Individuals can invest in any state's 529 plan. Many states provide favorable state tax treatment only if he or she invests in the home state's plan. Some states provide favorable state tax treatment to their residents regardless of the plan in which they invest.
There are two types of 529 plans: savings plans, which allow families to save for nearly all college expenses, and pre-paid tuition programs, which generally allow families to make advance tuition payments to cover future attendance at a designated in-state public college or university system. If the designated beneficiary does not go to a school in the system, the program will provide money instead, but state formulas vary widely. For more information on your state's prepaid plan, please check with your state agency.
Generally, under the Federal income tax rules, individuals investing in 529 savings plans can:
- make after-tax contributions to pay for qualified higher education expenses (as defined in section 529 of the Internal Revenue Code) for the post-secondary education of any beneficiary; and
- have contributions grow tax-deferred and distributions withdrawn federal income tax-free if used for qualified higher education expenses
Qualified higher education expenses include tuition, fees, books, computers and related technology, and supplies and equipment required for attendance at an accredited institution of higher education. They also include room & board expenses for students attending at least half-time.
Each state sets limits on contributions to its plan. The owner of the account, often called the "participant," retains control of the account and can change the beneficiary of the account to another eligible family member (as defined under section 529) at any time without incurring any federal income taxes or penalties. If not needed for educational expenses, the owner can use the money for any purpose, although income taxes at the distributee's tax rate and a federal 10% penalty tax on earnings will apply.
Many states offer additional state tax benefits for their residents, but only if they invest in the state's own plan. For example, some states provide income tax advantages for contributions made to 529 plans, but only for the in-state program; similarly, not all states provide a state tax benefit for withdrawal of funds from out-of-state 529 plans.
Section 529 plans provide flexibility by allowing (subject to certain limitations) tax-free rollovers from one designated beneficiary to another, and for the same beneficiary between different plans. So, money not needed for one child can be used to benefit another. However, some states impose tax penalties or recapture tax deductions previously taken on contributions when a rollover out of the state's plan is made.
The intent or spirit of the legislation establishing section 529 was to promote flexibility and choice -- and facilitate sound financial planning -- by not requiring an investor to choose his or her own state's 529 plan and by making the favorable federal tax treatment available to any contributor and beneficiary regardless of the state sponsorship of the plan.
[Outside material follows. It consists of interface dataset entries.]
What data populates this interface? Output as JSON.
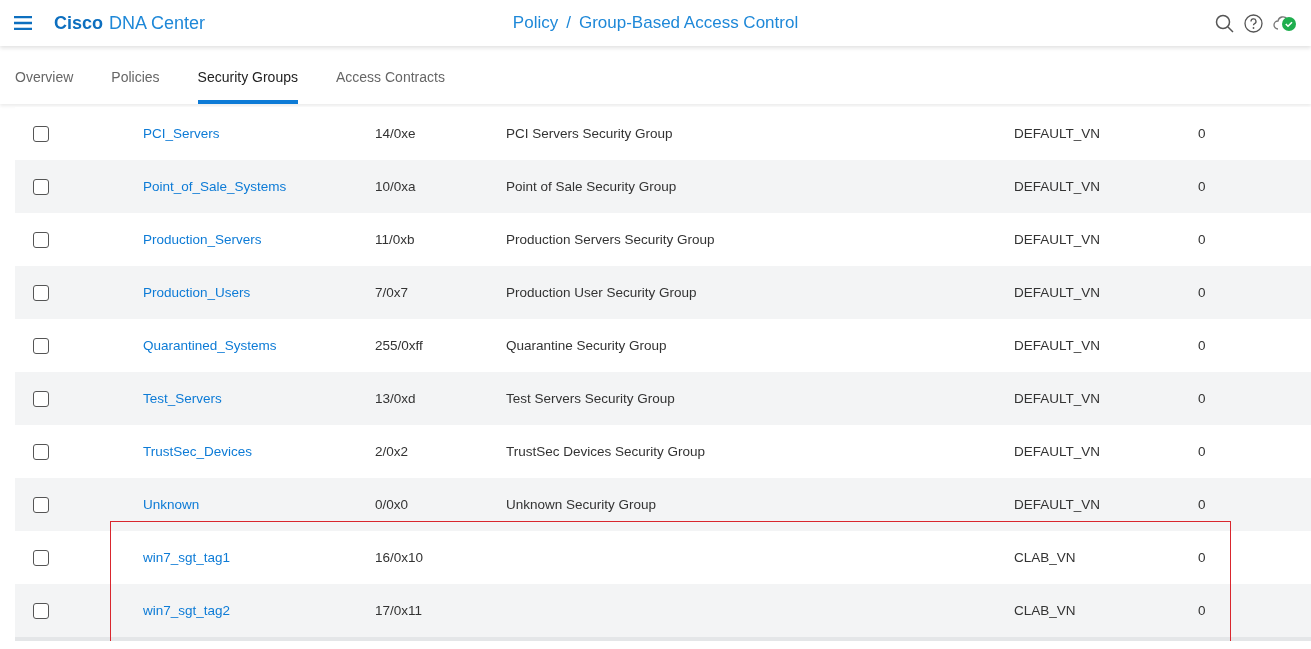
{
  "header": {
    "brand": "Cisco",
    "product": "DNA Center",
    "breadcrumb": [
      "Policy",
      "Group-Based Access Control"
    ],
    "separator": "/"
  },
  "tabs": [
    {
      "label": "Overview",
      "selected": false
    },
    {
      "label": "Policies",
      "selected": false
    },
    {
      "label": "Security Groups",
      "selected": true
    },
    {
      "label": "Access Contracts",
      "selected": false
    }
  ],
  "rows": [
    {
      "name": "PCI_Servers",
      "tag": "14/0xe",
      "description": "PCI Servers Security Group",
      "virtual_network": "DEFAULT_VN",
      "count": "0",
      "checked": false,
      "highlighted": false
    },
    {
      "name": "Point_of_Sale_Systems",
      "tag": "10/0xa",
      "description": "Point of Sale Security Group",
      "virtual_network": "DEFAULT_VN",
      "count": "0",
      "checked": false,
      "highlighted": false
    },
    {
      "name": "Production_Servers",
      "tag": "11/0xb",
      "description": "Production Servers Security Group",
      "virtual_network": "DEFAULT_VN",
      "count": "0",
      "checked": false,
      "highlighted": false
    },
    {
      "name": "Production_Users",
      "tag": "7/0x7",
      "description": "Production User Security Group",
      "virtual_network": "DEFAULT_VN",
      "count": "0",
      "checked": false,
      "highlighted": false
    },
    {
      "name": "Quarantined_Systems",
      "tag": "255/0xff",
      "description": "Quarantine Security Group",
      "virtual_network": "DEFAULT_VN",
      "count": "0",
      "checked": false,
      "highlighted": false
    },
    {
      "name": "Test_Servers",
      "tag": "13/0xd",
      "description": "Test Servers Security Group",
      "virtual_network": "DEFAULT_VN",
      "count": "0",
      "checked": false,
      "highlighted": false
    },
    {
      "name": "TrustSec_Devices",
      "tag": "2/0x2",
      "description": "TrustSec Devices Security Group",
      "virtual_network": "DEFAULT_VN",
      "count": "0",
      "checked": false,
      "highlighted": false
    },
    {
      "name": "Unknown",
      "tag": "0/0x0",
      "description": "Unknown Security Group",
      "virtual_network": "DEFAULT_VN",
      "count": "0",
      "checked": false,
      "highlighted": false
    },
    {
      "name": "win7_sgt_tag1",
      "tag": "16/0x10",
      "virtual_network": "CLAB_VN",
      "count": "0",
      "checked": false,
      "highlighted": true
    },
    {
      "name": "win7_sgt_tag2",
      "tag": "17/0x11",
      "virtual_network": "CLAB_VN",
      "count": "0",
      "checked": false,
      "highlighted": true
    }
  ]
}
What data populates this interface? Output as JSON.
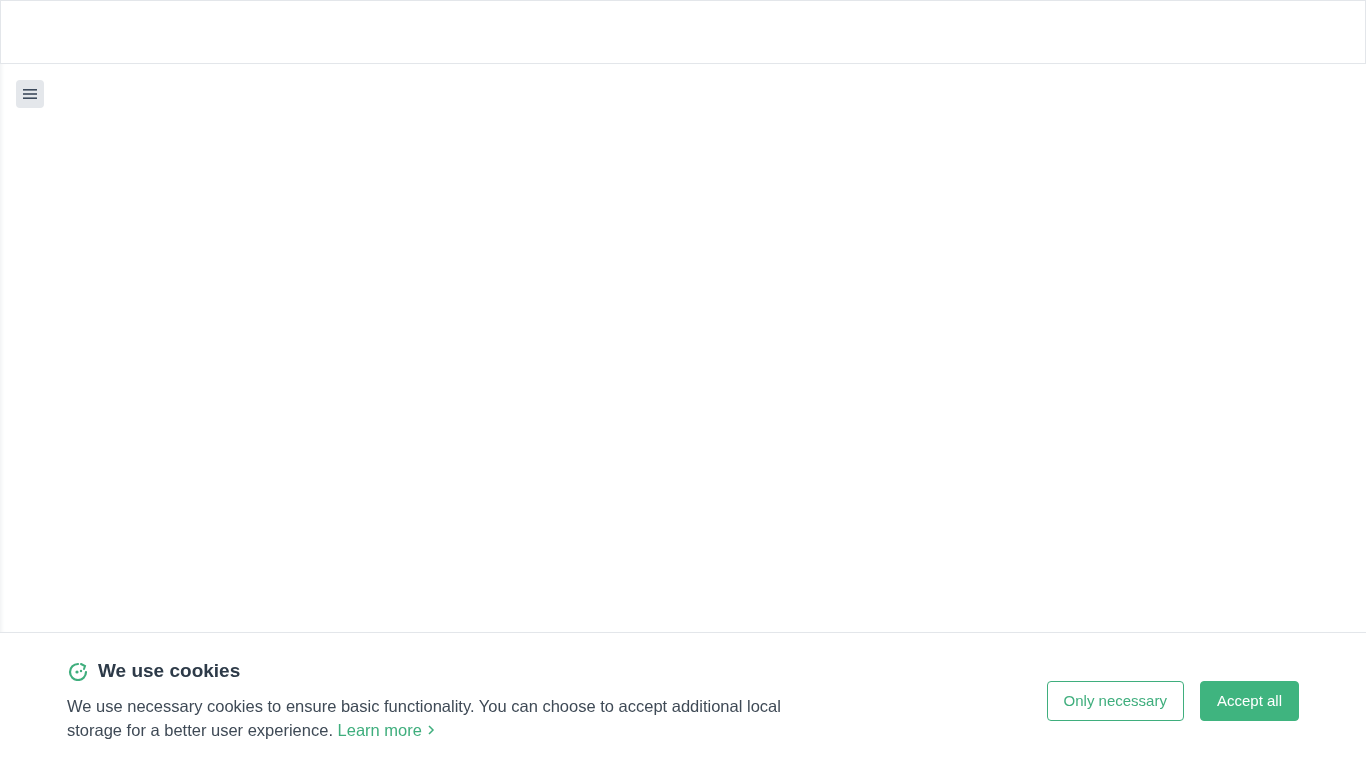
{
  "cookie_banner": {
    "title": "We use cookies",
    "message": "We use necessary cookies to ensure basic functionality. You can choose to accept additional local storage for a better user experience.",
    "link": "Learn more",
    "buttons": [
      {
        "label": "Only necessary",
        "kind": "outline"
      },
      {
        "label": "Accept all",
        "kind": "primary"
      }
    ]
  }
}
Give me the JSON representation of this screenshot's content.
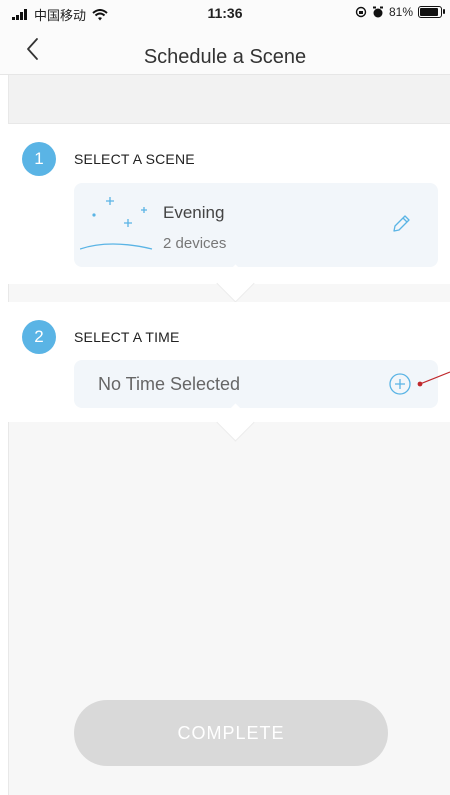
{
  "status_bar": {
    "carrier": "中国移动",
    "time": "11:36",
    "battery_text": "81%"
  },
  "nav": {
    "title": "Schedule a Scene",
    "back_icon": "chevron-left-icon"
  },
  "steps": [
    {
      "number": "1",
      "heading": "SELECT A SCENE",
      "scene": {
        "name": "Evening",
        "devices": "2 devices",
        "icon": "sparkle-icon",
        "edit_icon": "pencil-icon"
      }
    },
    {
      "number": "2",
      "heading": "SELECT A TIME",
      "time_value": "No Time Selected",
      "add_icon": "plus-circle-icon"
    }
  ],
  "complete_label": "COMPLETE",
  "colors": {
    "accent": "#5ab4e5",
    "card_bg": "#f2f6fa",
    "disabled_button": "#d9d9d9",
    "annotation_red": "#c0282c"
  }
}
Investments in 529 plans involve investment risk and may be subject to market volatility and fluctuation.
The content provided herein is general in nature and is for informational purposes only. It is not intended to be, and should not be construed as (i) a recommendation; (ii) legal or tax advice; or (iii) a legal opinion. Laws of a particular state or laws which may be applicable to a particular situation may impact the applicability, accuracy, or completeness of this information. Tax laws and regulations are complex and are subject to change. Always consult an attorney or tax professional regarding your specific legal or tax situation.
College Savings Foundation
2111 Wilson Blvd.
Arlington, VA 22201